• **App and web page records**
□ □ □ □

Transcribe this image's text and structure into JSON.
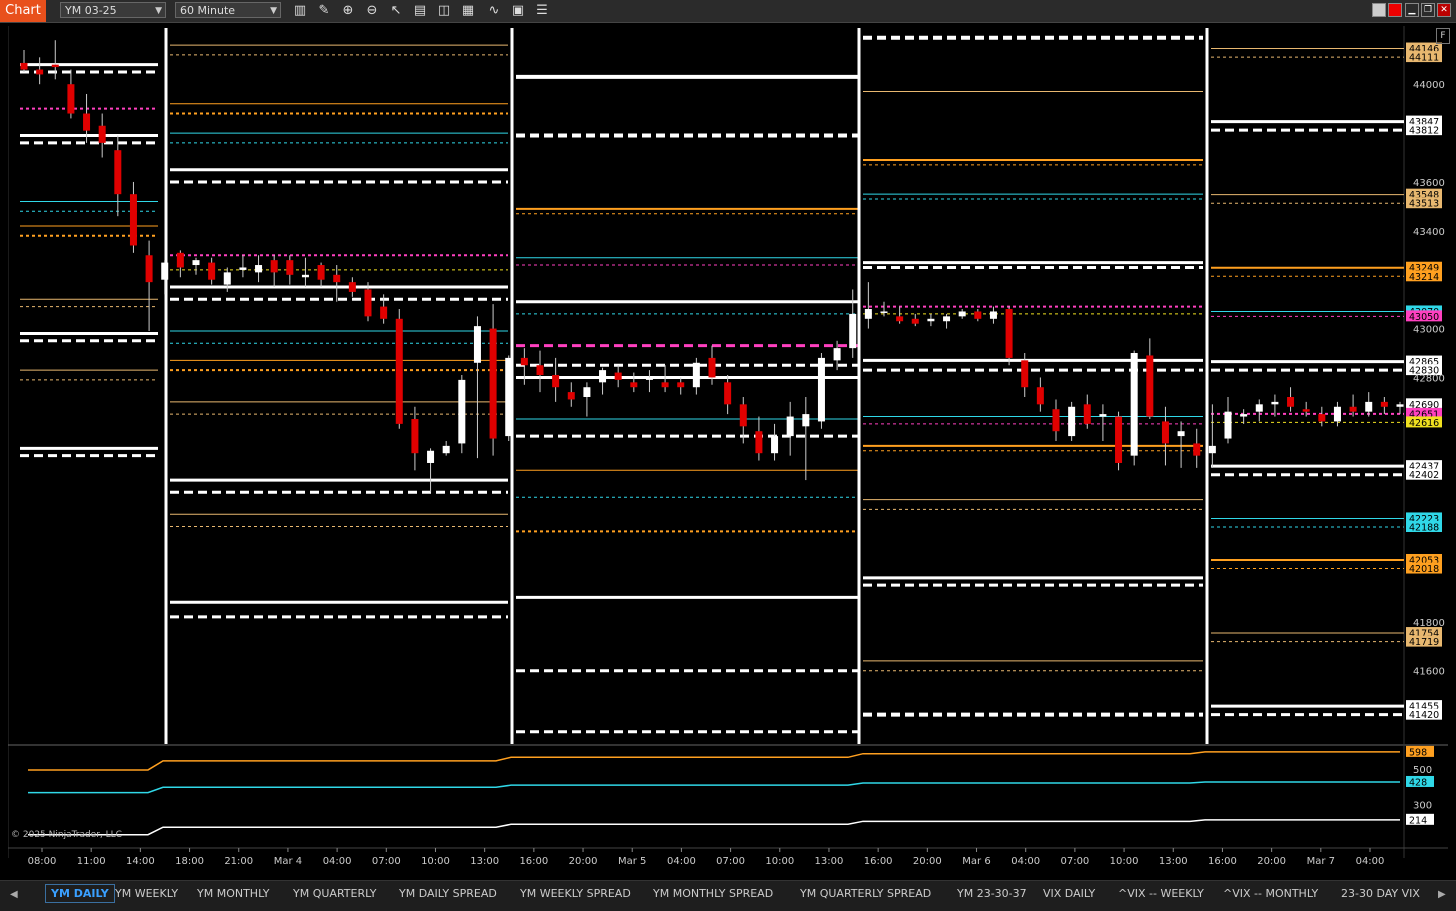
{
  "toolbar": {
    "chart_label": "Chart",
    "instrument": "YM 03-25",
    "interval": "60 Minute",
    "tools": [
      "bars-icon",
      "pencil-icon",
      "zoom-in-icon",
      "zoom-out-icon",
      "pointer-icon",
      "data-box-icon",
      "properties-icon",
      "templates-icon",
      "strategies-icon",
      "indicators-icon",
      "list-icon"
    ]
  },
  "panel_button": "F",
  "copyright": "© 2025 NinjaTrader, LLC",
  "chart_data": {
    "type": "candlestick",
    "instrument": "YM 03-25",
    "interval": "60 Minute",
    "ylim": [
      41300,
      44230
    ],
    "y_ticks": [
      44000,
      43600,
      43400,
      43000,
      42800,
      41800,
      41600
    ],
    "x_ticks": [
      "08:00",
      "11:00",
      "14:00",
      "18:00",
      "21:00",
      "Mar 4",
      "04:00",
      "07:00",
      "10:00",
      "13:00",
      "16:00",
      "20:00",
      "Mar 5",
      "04:00",
      "07:00",
      "10:00",
      "13:00",
      "16:00",
      "20:00",
      "Mar 6",
      "04:00",
      "07:00",
      "10:00",
      "13:00",
      "16:00",
      "20:00",
      "Mar 7",
      "04:00"
    ],
    "price_labels": [
      {
        "value": 44146,
        "color": "#e8b870"
      },
      {
        "value": 44111,
        "color": "#e8b870"
      },
      {
        "value": 43847,
        "color": "#ffffff"
      },
      {
        "value": 43812,
        "color": "#ffffff"
      },
      {
        "value": 43548,
        "color": "#e8b870"
      },
      {
        "value": 43513,
        "color": "#e8b870"
      },
      {
        "value": 43249,
        "color": "#ffa020"
      },
      {
        "value": 43214,
        "color": "#ffa020"
      },
      {
        "value": 43070,
        "color": "#30d8e8"
      },
      {
        "value": 43050,
        "color": "#ff40c0"
      },
      {
        "value": 42865,
        "color": "#ffffff"
      },
      {
        "value": 42830,
        "color": "#ffffff"
      },
      {
        "value": 42690,
        "color": "#ffffff"
      },
      {
        "value": 42651,
        "color": "#ff40c0"
      },
      {
        "value": 42616,
        "color": "#f0e020"
      },
      {
        "value": 42437,
        "color": "#ffffff"
      },
      {
        "value": 42402,
        "color": "#ffffff"
      },
      {
        "value": 42223,
        "color": "#30d8e8"
      },
      {
        "value": 42188,
        "color": "#30d8e8"
      },
      {
        "value": 42053,
        "color": "#ffa020"
      },
      {
        "value": 42018,
        "color": "#ffa020"
      },
      {
        "value": 41754,
        "color": "#e8b870"
      },
      {
        "value": 41719,
        "color": "#e8b870"
      },
      {
        "value": 41455,
        "color": "#ffffff"
      },
      {
        "value": 41420,
        "color": "#ffffff"
      }
    ],
    "candles": [
      {
        "o": 44087,
        "h": 44140,
        "l": 44050,
        "c": 44060
      },
      {
        "o": 44060,
        "h": 44110,
        "l": 44000,
        "c": 44040
      },
      {
        "o": 44080,
        "h": 44180,
        "l": 44020,
        "c": 44070
      },
      {
        "o": 44000,
        "h": 44060,
        "l": 43860,
        "c": 43880
      },
      {
        "o": 43880,
        "h": 43960,
        "l": 43760,
        "c": 43810
      },
      {
        "o": 43830,
        "h": 43880,
        "l": 43700,
        "c": 43760
      },
      {
        "o": 43730,
        "h": 43790,
        "l": 43460,
        "c": 43550
      },
      {
        "o": 43550,
        "h": 43600,
        "l": 43310,
        "c": 43340
      },
      {
        "o": 43300,
        "h": 43360,
        "l": 42990,
        "c": 43190
      },
      {
        "o": 43200,
        "h": 43280,
        "l": 43140,
        "c": 43270
      },
      {
        "o": 43310,
        "h": 43320,
        "l": 43210,
        "c": 43250
      },
      {
        "o": 43260,
        "h": 43290,
        "l": 43220,
        "c": 43280
      },
      {
        "o": 43270,
        "h": 43290,
        "l": 43180,
        "c": 43200
      },
      {
        "o": 43180,
        "h": 43250,
        "l": 43150,
        "c": 43230
      },
      {
        "o": 43240,
        "h": 43300,
        "l": 43210,
        "c": 43250
      },
      {
        "o": 43230,
        "h": 43300,
        "l": 43190,
        "c": 43260
      },
      {
        "o": 43280,
        "h": 43300,
        "l": 43170,
        "c": 43230
      },
      {
        "o": 43280,
        "h": 43300,
        "l": 43180,
        "c": 43220
      },
      {
        "o": 43210,
        "h": 43290,
        "l": 43170,
        "c": 43220
      },
      {
        "o": 43260,
        "h": 43270,
        "l": 43170,
        "c": 43200
      },
      {
        "o": 43220,
        "h": 43260,
        "l": 43110,
        "c": 43190
      },
      {
        "o": 43190,
        "h": 43210,
        "l": 43130,
        "c": 43150
      },
      {
        "o": 43160,
        "h": 43190,
        "l": 43030,
        "c": 43050
      },
      {
        "o": 43090,
        "h": 43140,
        "l": 43020,
        "c": 43040
      },
      {
        "o": 43040,
        "h": 43080,
        "l": 42590,
        "c": 42610
      },
      {
        "o": 42630,
        "h": 42680,
        "l": 42420,
        "c": 42490
      },
      {
        "o": 42450,
        "h": 42510,
        "l": 42330,
        "c": 42500
      },
      {
        "o": 42490,
        "h": 42540,
        "l": 42480,
        "c": 42520
      },
      {
        "o": 42530,
        "h": 42810,
        "l": 42490,
        "c": 42790
      },
      {
        "o": 42860,
        "h": 43050,
        "l": 42470,
        "c": 43010
      },
      {
        "o": 43000,
        "h": 43100,
        "l": 42480,
        "c": 42550
      },
      {
        "o": 42560,
        "h": 42890,
        "l": 42540,
        "c": 42880
      },
      {
        "o": 42880,
        "h": 42920,
        "l": 42770,
        "c": 42850
      },
      {
        "o": 42850,
        "h": 42910,
        "l": 42740,
        "c": 42810
      },
      {
        "o": 42810,
        "h": 42880,
        "l": 42700,
        "c": 42760
      },
      {
        "o": 42740,
        "h": 42780,
        "l": 42680,
        "c": 42710
      },
      {
        "o": 42720,
        "h": 42780,
        "l": 42640,
        "c": 42760
      },
      {
        "o": 42780,
        "h": 42840,
        "l": 42730,
        "c": 42830
      },
      {
        "o": 42820,
        "h": 42850,
        "l": 42760,
        "c": 42790
      },
      {
        "o": 42780,
        "h": 42820,
        "l": 42740,
        "c": 42760
      },
      {
        "o": 42790,
        "h": 42830,
        "l": 42740,
        "c": 42800
      },
      {
        "o": 42780,
        "h": 42850,
        "l": 42740,
        "c": 42760
      },
      {
        "o": 42780,
        "h": 42800,
        "l": 42730,
        "c": 42760
      },
      {
        "o": 42760,
        "h": 42880,
        "l": 42730,
        "c": 42860
      },
      {
        "o": 42880,
        "h": 42930,
        "l": 42770,
        "c": 42800
      },
      {
        "o": 42780,
        "h": 42810,
        "l": 42650,
        "c": 42690
      },
      {
        "o": 42690,
        "h": 42720,
        "l": 42530,
        "c": 42600
      },
      {
        "o": 42580,
        "h": 42640,
        "l": 42460,
        "c": 42490
      },
      {
        "o": 42490,
        "h": 42610,
        "l": 42460,
        "c": 42560
      },
      {
        "o": 42560,
        "h": 42700,
        "l": 42480,
        "c": 42640
      },
      {
        "o": 42600,
        "h": 42720,
        "l": 42380,
        "c": 42650
      },
      {
        "o": 42620,
        "h": 42900,
        "l": 42590,
        "c": 42880
      },
      {
        "o": 42870,
        "h": 42950,
        "l": 42830,
        "c": 42920
      },
      {
        "o": 42920,
        "h": 43160,
        "l": 42880,
        "c": 43060
      },
      {
        "o": 43040,
        "h": 43190,
        "l": 43000,
        "c": 43080
      },
      {
        "o": 43070,
        "h": 43110,
        "l": 43050,
        "c": 43070
      },
      {
        "o": 43050,
        "h": 43090,
        "l": 43020,
        "c": 43030
      },
      {
        "o": 43040,
        "h": 43060,
        "l": 43010,
        "c": 43020
      },
      {
        "o": 43030,
        "h": 43060,
        "l": 43010,
        "c": 43040
      },
      {
        "o": 43030,
        "h": 43060,
        "l": 43000,
        "c": 43050
      },
      {
        "o": 43050,
        "h": 43080,
        "l": 43040,
        "c": 43070
      },
      {
        "o": 43070,
        "h": 43080,
        "l": 43030,
        "c": 43040
      },
      {
        "o": 43040,
        "h": 43090,
        "l": 43020,
        "c": 43070
      },
      {
        "o": 43080,
        "h": 43090,
        "l": 42850,
        "c": 42880
      },
      {
        "o": 42870,
        "h": 42900,
        "l": 42720,
        "c": 42760
      },
      {
        "o": 42760,
        "h": 42800,
        "l": 42660,
        "c": 42690
      },
      {
        "o": 42670,
        "h": 42710,
        "l": 42540,
        "c": 42580
      },
      {
        "o": 42560,
        "h": 42700,
        "l": 42540,
        "c": 42680
      },
      {
        "o": 42690,
        "h": 42730,
        "l": 42590,
        "c": 42610
      },
      {
        "o": 42640,
        "h": 42690,
        "l": 42540,
        "c": 42650
      },
      {
        "o": 42640,
        "h": 42660,
        "l": 42420,
        "c": 42450
      },
      {
        "o": 42480,
        "h": 42910,
        "l": 42440,
        "c": 42900
      },
      {
        "o": 42890,
        "h": 42960,
        "l": 42630,
        "c": 42640
      },
      {
        "o": 42620,
        "h": 42680,
        "l": 42440,
        "c": 42530
      },
      {
        "o": 42560,
        "h": 42620,
        "l": 42430,
        "c": 42580
      },
      {
        "o": 42530,
        "h": 42590,
        "l": 42430,
        "c": 42480
      },
      {
        "o": 42490,
        "h": 42690,
        "l": 42430,
        "c": 42520
      },
      {
        "o": 42550,
        "h": 42720,
        "l": 42530,
        "c": 42660
      },
      {
        "o": 42640,
        "h": 42670,
        "l": 42610,
        "c": 42650
      },
      {
        "o": 42660,
        "h": 42710,
        "l": 42620,
        "c": 42690
      },
      {
        "o": 42690,
        "h": 42730,
        "l": 42640,
        "c": 42700
      },
      {
        "o": 42720,
        "h": 42760,
        "l": 42660,
        "c": 42680
      },
      {
        "o": 42670,
        "h": 42700,
        "l": 42640,
        "c": 42660
      },
      {
        "o": 42650,
        "h": 42680,
        "l": 42600,
        "c": 42620
      },
      {
        "o": 42620,
        "h": 42700,
        "l": 42600,
        "c": 42680
      },
      {
        "o": 42680,
        "h": 42730,
        "l": 42640,
        "c": 42660
      },
      {
        "o": 42660,
        "h": 42740,
        "l": 42640,
        "c": 42700
      },
      {
        "o": 42700,
        "h": 42720,
        "l": 42650,
        "c": 42680
      },
      {
        "o": 42680,
        "h": 42700,
        "l": 42650,
        "c": 42690
      }
    ],
    "lower_panel": {
      "y_ticks": [
        500,
        300
      ],
      "series": [
        {
          "color": "#ffa020",
          "values": [
            496,
            496,
            598
          ],
          "label": 598
        },
        {
          "color": "#30d8e8",
          "values": [
            368,
            368,
            428
          ],
          "label": 428
        },
        {
          "color": "#ffffff",
          "values": [
            130,
            130,
            214
          ],
          "label": 214
        }
      ]
    }
  },
  "tabs": [
    "YM DAILY",
    "YM WEEKLY",
    "YM MONTHLY",
    "YM QUARTERLY",
    "YM DAILY SPREAD",
    "YM WEEKLY SPREAD",
    "YM MONTHLY SPREAD",
    "YM QUARTERLY SPREAD",
    "YM 23-30-37",
    "VIX DAILY",
    "^VIX -- WEEKLY",
    "^VIX -- MONTHLY",
    "23-30 DAY VIX"
  ],
  "colors": {
    "bull": "#ffffff",
    "bear": "#e00000",
    "background": "#000000",
    "accent": "#e8501c"
  }
}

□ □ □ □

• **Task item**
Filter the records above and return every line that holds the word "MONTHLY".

• **Completed exercise**
    "YM MONTHLY",
    "YM MONTHLY SPREAD",
    "^VIX -- MONTHLY",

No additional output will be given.